By Rebecca Bulnes
By Laurie Charles
By Chuck Strouse
By Lee Zimmerman
By Laurie Charles
By Falyn Freyman
By Hans Morgenstern
O.H.W.O.W., or Our House West of Wynwood, is both a succinct and unspecific name that sums up the vibe of a new bi-city creative venture on NW Seventh Avenue. A hybrid of art gallery, low-key music venue, publishing house, and art studio, it's a collaboration between local collector and publisher Al Moran and New York-based cool-guy jack-of-all-trades Aaron "A-ron" Bondaroff.
"You mention Miami to anyone in New York, and they're like, I wanna go down there," Moran says. "Nobody wants to actually live here, but they want to be here all the time. So we started throwing around the idea of doing a real fluid space — not a gallery per se, not a concert venue per se — a place where all our friends could come together, and put the creative community out there and let them roll with it."
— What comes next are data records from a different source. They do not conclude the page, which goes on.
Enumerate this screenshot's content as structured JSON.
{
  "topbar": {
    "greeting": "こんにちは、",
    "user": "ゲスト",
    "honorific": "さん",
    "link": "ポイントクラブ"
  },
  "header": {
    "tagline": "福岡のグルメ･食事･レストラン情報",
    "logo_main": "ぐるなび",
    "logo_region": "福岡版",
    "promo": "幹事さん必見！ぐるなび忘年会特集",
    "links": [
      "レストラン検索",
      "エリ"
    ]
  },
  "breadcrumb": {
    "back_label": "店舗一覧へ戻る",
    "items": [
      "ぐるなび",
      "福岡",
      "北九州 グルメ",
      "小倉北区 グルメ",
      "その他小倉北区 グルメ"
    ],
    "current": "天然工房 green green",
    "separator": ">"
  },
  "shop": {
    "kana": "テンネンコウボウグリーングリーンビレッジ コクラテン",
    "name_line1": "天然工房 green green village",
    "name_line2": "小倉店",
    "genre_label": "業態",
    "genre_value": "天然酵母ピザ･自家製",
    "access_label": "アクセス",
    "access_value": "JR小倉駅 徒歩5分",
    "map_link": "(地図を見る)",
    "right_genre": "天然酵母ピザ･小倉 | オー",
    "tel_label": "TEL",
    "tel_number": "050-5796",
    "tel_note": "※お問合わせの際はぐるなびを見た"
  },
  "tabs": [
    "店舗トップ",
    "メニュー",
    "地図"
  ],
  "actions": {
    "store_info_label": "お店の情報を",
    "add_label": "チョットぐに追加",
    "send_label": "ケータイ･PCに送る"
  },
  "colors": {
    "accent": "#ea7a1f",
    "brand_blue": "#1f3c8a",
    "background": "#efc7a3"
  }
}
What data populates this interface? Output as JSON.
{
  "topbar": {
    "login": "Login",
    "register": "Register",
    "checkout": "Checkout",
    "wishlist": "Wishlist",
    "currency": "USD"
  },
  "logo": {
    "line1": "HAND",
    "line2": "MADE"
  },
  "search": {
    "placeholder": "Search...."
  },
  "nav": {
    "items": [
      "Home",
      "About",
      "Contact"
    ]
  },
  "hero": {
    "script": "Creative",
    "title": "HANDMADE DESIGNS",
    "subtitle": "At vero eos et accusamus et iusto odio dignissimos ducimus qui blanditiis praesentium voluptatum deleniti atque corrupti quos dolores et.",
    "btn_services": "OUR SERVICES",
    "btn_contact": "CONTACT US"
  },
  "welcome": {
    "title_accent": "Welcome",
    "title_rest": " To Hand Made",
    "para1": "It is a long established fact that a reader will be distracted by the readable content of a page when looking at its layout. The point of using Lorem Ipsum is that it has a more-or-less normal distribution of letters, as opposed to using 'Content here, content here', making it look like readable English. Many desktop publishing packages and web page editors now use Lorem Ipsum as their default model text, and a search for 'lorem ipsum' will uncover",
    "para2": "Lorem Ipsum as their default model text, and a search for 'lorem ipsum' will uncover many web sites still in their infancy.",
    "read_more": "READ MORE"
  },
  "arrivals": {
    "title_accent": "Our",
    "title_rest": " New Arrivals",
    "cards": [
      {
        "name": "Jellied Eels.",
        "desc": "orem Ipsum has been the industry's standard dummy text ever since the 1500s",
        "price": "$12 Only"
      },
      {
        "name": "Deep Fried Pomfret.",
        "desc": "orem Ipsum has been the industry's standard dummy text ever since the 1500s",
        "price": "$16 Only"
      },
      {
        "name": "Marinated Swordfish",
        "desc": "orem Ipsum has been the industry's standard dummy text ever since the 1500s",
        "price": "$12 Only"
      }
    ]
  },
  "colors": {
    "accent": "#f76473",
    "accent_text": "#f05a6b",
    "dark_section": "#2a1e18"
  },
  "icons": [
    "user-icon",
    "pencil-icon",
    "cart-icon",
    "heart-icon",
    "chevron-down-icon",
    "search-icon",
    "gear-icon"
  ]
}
Bondaroff, especially, has a lot of those creative friends. The self-professed "downtown don" is the de facto ringleader of what remains of Manhattan's Lower East Side artistic stronghold. A sometime event designer, founder of streetwise clothing labels such as aNYthing and Off Bowery, and overall cultural catalyst, he has been called "one of those individuals who embodies a scene" by the New York Times. If you attended — or just heard about — last year's Purple magazine party during Art Basel, which featured art world glitterati waving around Mardi Gras beads for free drinks at Gold Rush strip club, then you have an idea of the kind of high/low debauchery in which Bondaroff and company specialize. That's one reason Playboy TV threw him some money earlier this year to open a temporary event space in New York, called the Wreck Center, which indirectly led to the birth of O.H.W.O.W.
"The Wreck Center was an illegal creative clubhouse. We took over a ravioli factory in the SoHo area of Manhattan and tried to bring back the underground scene which helped develop areas ... in the early Seventies and on," Bondaroff says. "But neighbors caught on; they disapproved of a venue like this and started a petition from the yuppie community to shut down the WC by getting police involved."
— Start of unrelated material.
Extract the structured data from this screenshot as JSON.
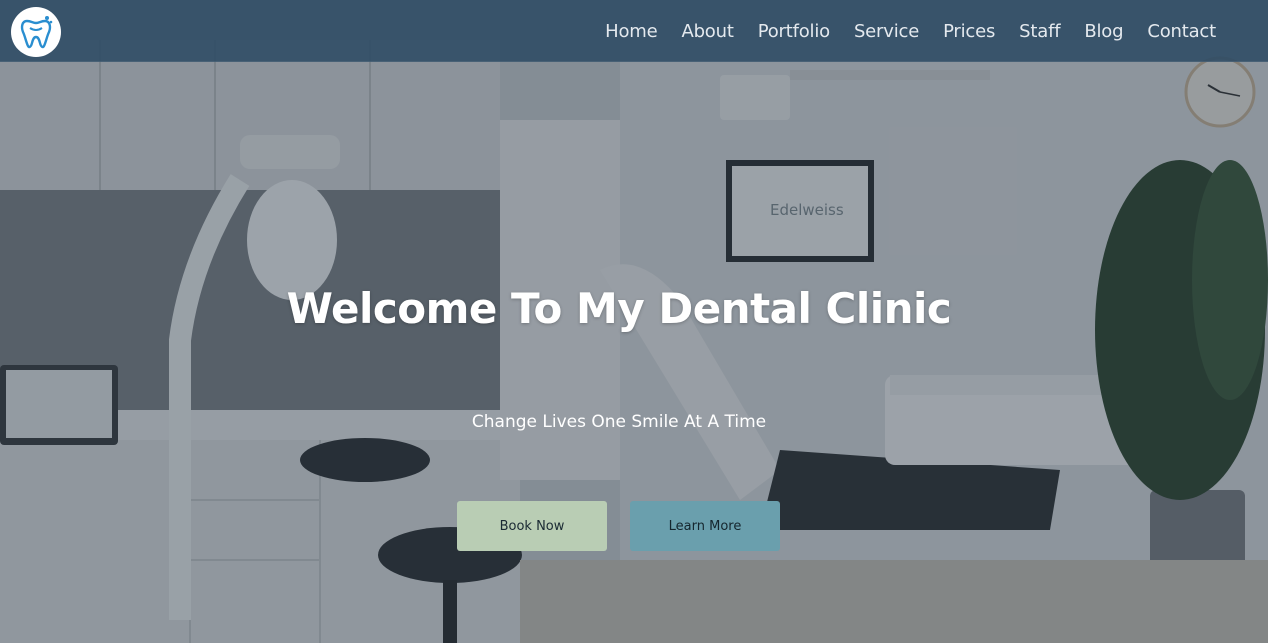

And though yuppies abound in Miami, Bondaroff had spent enough time here beyond the cheesy glitz ofSouth Beach to seize on the potential of the city's shop-worn urban core. "I think there is a lot more creative freedom to explore down in Miami," he says. "And it's easy to get to from NYC."
Still, the main drags regularly trampled by the free-booze-hounding gallery-night crowd seemed a bit played out. "We looked at the Design District, but it was so contrived we didn't want to be in that area. We liked what was going on in Wynwood — it actually feels like something real," Moran says. "But then I kind of felt like we were just going to fall into the mold there. What I don't like about that second-Saturday thing is that I don't really see people enjoying the experience. It's like, Let's go to the next one. I want to be somewhere where people have to drive to us. If they're coming over here, they're coming over here for an experience, to hang out for a few hours and then go out at night."
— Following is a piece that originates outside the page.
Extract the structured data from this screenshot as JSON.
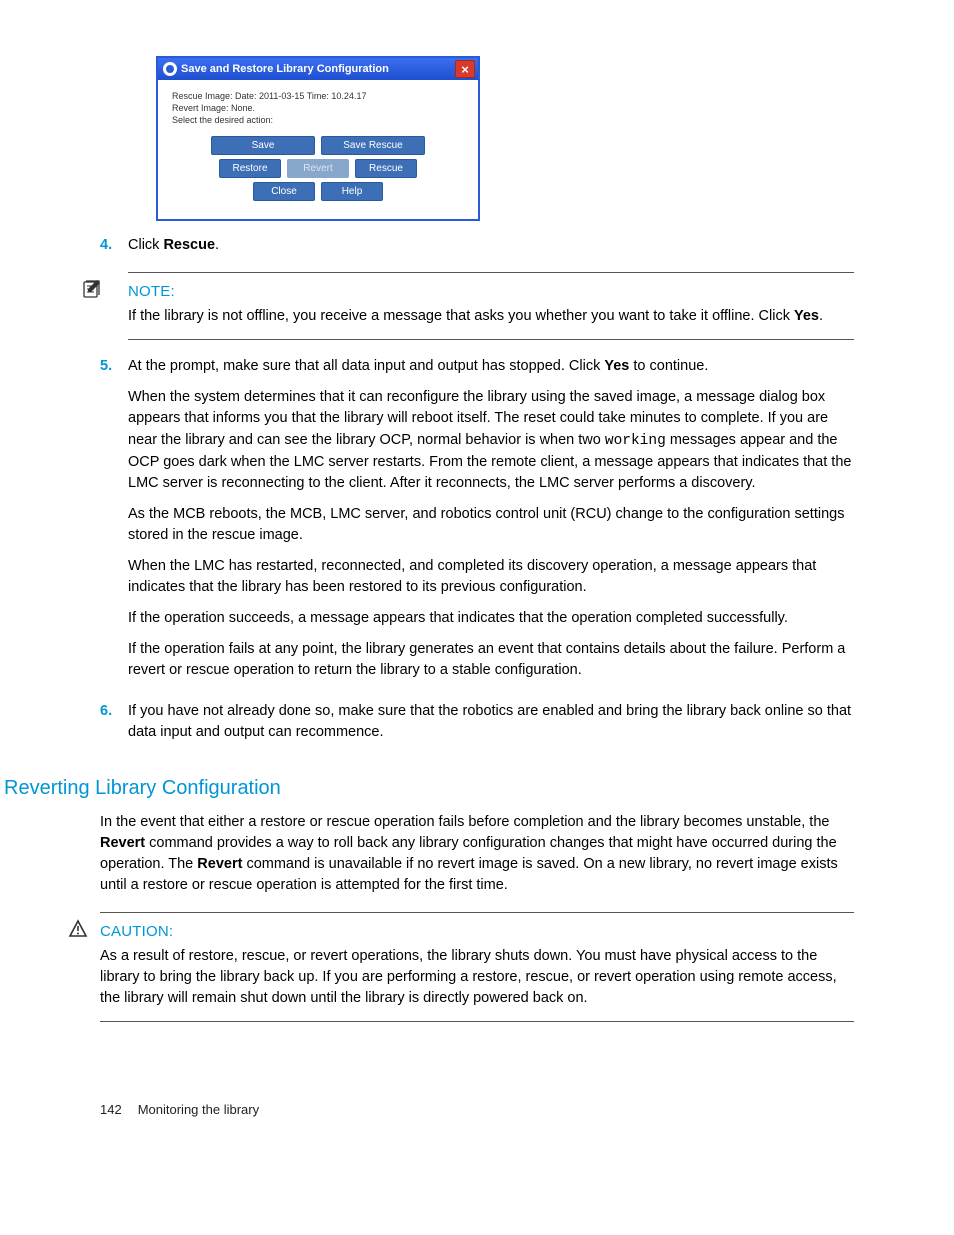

To that end, he found a building on NW Seventh Avenue at 31st Street, a striking white bunkerlike warehouse with few direct neighbors except auto body shops and strip mall cafeterias. "I call it the Lower East Side of the Lower East Coast," Bondaroff says. Building almost from scratch, they've finished about half the space; a main gallery/performance area is done up in stark white, and a video projection room and an office/studio are still to be completed. There's a DJ booth but no stage; bands are meant to set up anywhere they want, "real punk-rock-style," Moran says. A pop-up store selling affordable artists' items such as T-shirts and prints will go somewhere too.
It'll all be unveiled this Saturday, when O.H.W.O.W. opens with a solo show by Romon Kimin Yang, a.k.a. Rostarr, a South Korea-born, New York-based artist who has dubbed his loose, gestural style "graphysics." And already there's the cross-discipline connection: Yang is creative director for Brooklyn record label Truth & Soul, a dusty-crate-loving collective that's released a white-hot string of funky neo R&B. The link between the music and his art, Yang says, is indelible, and the label's Ghetto Brothers DJs will lay down soul rarities as the party soundtrack.
Beyond that, the guys behind O.H.W.O.W. have pretty flexible, but pretty ambitious, plans for the future. They're slated to release at least one art book a month (five have already been published under the O.H.W.O.W. brand, including a sort of compilation of the New York art zine Fuck This Life), and have plans to send Miami and New York luminaries back and forth. Just visit the place's website, www.oh-wow.com, and check out the "Community" page of O.H.W.O.W.'s extended family. It's safe to assume that performances by the likes of the Virgins and A.R.E. Weapons are in the cards at some point, as well as collaborations with art-world bad boys such as Dan Colen and Dash Snow. And while it's, uh, their house, they want you to know it's your house too (as long as you're not an asshole).